Try it: From the listing below, pull out all lines with "subtitle" in them.

---- Data to process

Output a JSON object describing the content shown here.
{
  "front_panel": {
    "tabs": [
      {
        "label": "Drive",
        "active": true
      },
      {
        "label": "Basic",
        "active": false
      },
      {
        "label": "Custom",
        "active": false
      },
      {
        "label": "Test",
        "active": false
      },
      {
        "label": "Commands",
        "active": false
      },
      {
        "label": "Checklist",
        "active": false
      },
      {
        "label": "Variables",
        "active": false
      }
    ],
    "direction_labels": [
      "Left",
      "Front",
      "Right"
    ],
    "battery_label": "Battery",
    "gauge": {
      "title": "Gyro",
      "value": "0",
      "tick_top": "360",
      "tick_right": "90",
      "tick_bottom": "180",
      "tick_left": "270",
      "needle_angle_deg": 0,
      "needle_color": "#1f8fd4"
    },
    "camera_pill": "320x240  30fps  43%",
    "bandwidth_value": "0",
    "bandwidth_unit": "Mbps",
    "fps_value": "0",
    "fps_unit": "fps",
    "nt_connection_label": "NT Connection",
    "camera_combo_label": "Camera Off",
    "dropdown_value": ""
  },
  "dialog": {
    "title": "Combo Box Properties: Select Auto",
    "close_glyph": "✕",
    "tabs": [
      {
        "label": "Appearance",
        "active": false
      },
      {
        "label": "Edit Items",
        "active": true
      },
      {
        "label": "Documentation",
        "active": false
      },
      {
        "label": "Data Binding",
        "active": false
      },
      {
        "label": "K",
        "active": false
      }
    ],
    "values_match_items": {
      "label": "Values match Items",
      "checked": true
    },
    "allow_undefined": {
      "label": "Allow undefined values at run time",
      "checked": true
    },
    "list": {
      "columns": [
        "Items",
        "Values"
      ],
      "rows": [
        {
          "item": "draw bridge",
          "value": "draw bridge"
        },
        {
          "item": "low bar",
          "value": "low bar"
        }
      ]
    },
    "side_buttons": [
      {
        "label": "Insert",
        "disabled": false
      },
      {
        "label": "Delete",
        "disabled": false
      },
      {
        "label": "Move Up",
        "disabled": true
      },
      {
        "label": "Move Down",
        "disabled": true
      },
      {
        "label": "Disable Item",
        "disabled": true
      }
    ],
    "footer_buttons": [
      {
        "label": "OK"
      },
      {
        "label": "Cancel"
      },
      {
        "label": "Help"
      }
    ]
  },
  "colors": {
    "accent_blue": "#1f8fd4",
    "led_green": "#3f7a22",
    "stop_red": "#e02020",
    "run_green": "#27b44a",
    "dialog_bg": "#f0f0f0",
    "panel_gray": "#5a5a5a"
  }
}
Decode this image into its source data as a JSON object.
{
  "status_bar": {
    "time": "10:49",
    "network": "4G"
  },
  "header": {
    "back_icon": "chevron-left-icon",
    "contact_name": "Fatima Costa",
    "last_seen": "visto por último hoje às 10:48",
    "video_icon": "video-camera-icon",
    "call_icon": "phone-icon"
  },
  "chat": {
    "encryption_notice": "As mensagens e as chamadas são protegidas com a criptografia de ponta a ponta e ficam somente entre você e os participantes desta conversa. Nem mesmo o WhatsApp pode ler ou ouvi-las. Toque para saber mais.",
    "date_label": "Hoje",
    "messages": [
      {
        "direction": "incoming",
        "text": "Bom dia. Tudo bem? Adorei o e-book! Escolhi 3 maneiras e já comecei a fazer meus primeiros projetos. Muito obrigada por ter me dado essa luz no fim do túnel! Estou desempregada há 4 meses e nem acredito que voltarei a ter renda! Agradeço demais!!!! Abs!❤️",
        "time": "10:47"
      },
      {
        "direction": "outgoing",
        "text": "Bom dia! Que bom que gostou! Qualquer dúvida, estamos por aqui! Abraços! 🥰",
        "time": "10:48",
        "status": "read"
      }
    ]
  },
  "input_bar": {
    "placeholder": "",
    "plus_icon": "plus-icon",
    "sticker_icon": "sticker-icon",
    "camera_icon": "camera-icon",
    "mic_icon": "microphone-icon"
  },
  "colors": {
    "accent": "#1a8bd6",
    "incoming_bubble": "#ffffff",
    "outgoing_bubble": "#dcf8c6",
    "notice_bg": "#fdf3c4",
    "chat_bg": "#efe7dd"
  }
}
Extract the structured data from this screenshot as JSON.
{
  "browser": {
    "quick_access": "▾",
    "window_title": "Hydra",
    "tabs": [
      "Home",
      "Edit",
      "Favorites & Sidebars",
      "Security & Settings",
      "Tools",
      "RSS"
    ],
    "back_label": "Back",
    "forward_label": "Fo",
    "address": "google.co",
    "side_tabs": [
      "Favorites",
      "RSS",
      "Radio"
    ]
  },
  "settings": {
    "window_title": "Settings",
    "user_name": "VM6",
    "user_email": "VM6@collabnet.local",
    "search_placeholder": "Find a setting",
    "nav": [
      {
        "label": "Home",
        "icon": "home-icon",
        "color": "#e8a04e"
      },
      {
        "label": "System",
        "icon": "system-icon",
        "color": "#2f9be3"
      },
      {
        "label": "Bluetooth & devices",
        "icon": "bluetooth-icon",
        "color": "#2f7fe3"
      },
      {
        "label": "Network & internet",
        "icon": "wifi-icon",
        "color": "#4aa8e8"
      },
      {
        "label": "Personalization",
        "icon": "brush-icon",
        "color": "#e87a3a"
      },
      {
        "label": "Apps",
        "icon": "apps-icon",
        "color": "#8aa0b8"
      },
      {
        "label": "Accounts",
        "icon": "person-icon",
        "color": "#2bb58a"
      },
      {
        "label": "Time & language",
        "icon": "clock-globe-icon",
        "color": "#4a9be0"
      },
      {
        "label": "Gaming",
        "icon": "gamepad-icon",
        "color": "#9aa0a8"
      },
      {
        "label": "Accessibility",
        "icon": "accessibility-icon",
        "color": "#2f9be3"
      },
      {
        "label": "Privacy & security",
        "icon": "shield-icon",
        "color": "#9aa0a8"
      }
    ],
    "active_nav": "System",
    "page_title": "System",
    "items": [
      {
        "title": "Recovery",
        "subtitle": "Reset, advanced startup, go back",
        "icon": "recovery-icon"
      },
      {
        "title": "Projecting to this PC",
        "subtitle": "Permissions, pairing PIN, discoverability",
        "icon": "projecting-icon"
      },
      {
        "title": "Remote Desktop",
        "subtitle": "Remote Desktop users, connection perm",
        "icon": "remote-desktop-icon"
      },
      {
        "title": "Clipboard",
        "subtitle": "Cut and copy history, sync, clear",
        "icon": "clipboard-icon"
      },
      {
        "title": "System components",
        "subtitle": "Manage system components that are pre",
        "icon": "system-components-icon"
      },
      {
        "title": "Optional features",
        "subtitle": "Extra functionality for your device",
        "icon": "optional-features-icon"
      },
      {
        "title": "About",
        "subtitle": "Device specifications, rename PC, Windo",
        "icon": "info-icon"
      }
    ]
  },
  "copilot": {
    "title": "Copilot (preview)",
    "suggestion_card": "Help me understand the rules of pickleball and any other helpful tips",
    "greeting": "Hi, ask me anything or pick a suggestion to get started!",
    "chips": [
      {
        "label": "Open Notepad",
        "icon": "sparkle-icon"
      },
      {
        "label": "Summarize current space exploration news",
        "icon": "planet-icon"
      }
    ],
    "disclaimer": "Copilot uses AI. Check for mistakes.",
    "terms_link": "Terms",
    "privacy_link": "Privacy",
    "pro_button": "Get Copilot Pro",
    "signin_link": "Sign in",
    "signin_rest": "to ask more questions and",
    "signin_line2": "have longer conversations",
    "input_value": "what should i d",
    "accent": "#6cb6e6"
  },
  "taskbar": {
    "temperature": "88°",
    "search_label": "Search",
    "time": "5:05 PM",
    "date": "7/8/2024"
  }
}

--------

Task response:
        "subtitle": "Reset, advanced startup, go back",
        "subtitle": "Permissions, pairing PIN, discoverability",
        "subtitle": "Remote Desktop users, connection perm",
        "subtitle": "Cut and copy history, sync, clear",
        "subtitle": "Manage system components that are pre",
        "subtitle": "Extra functionality for your device",
        "subtitle": "Device specifications, rename PC, Windo",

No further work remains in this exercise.